Data to examine |
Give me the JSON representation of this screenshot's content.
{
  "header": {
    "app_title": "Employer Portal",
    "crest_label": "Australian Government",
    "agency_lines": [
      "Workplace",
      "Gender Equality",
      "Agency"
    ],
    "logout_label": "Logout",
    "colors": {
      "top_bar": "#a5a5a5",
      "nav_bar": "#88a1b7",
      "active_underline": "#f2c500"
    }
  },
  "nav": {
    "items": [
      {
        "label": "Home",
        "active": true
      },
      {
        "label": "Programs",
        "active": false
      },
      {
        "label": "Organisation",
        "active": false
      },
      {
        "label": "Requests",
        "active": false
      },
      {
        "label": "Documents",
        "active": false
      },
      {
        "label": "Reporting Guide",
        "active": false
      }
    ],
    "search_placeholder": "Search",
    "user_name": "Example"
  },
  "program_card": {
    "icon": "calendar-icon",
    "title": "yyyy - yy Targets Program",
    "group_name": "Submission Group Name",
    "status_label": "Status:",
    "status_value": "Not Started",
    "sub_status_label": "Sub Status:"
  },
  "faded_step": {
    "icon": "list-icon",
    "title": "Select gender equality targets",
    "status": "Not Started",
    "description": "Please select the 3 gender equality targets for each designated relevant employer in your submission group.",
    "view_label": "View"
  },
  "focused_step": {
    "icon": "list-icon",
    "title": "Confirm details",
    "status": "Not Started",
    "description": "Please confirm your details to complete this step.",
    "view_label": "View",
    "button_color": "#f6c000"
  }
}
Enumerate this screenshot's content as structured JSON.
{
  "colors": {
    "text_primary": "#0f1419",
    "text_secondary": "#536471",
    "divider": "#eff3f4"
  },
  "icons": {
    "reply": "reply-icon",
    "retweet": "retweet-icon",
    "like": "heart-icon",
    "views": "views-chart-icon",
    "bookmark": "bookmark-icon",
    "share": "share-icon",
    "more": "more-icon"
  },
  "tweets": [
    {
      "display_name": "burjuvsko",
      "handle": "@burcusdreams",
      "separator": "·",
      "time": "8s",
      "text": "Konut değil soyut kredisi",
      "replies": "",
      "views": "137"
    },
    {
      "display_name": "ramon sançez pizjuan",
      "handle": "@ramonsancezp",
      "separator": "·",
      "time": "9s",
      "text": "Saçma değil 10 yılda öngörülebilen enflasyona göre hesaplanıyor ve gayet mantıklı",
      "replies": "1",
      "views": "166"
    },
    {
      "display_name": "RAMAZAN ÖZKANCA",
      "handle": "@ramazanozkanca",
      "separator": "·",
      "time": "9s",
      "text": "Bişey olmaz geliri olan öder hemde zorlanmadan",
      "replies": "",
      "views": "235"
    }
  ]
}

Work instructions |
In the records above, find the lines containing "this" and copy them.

Task answer |
Give me the JSON representation of this screenshot's content.
    "description": "Please confirm your details to complete this step.",
Enumerate this screenshot's content as structured JSON.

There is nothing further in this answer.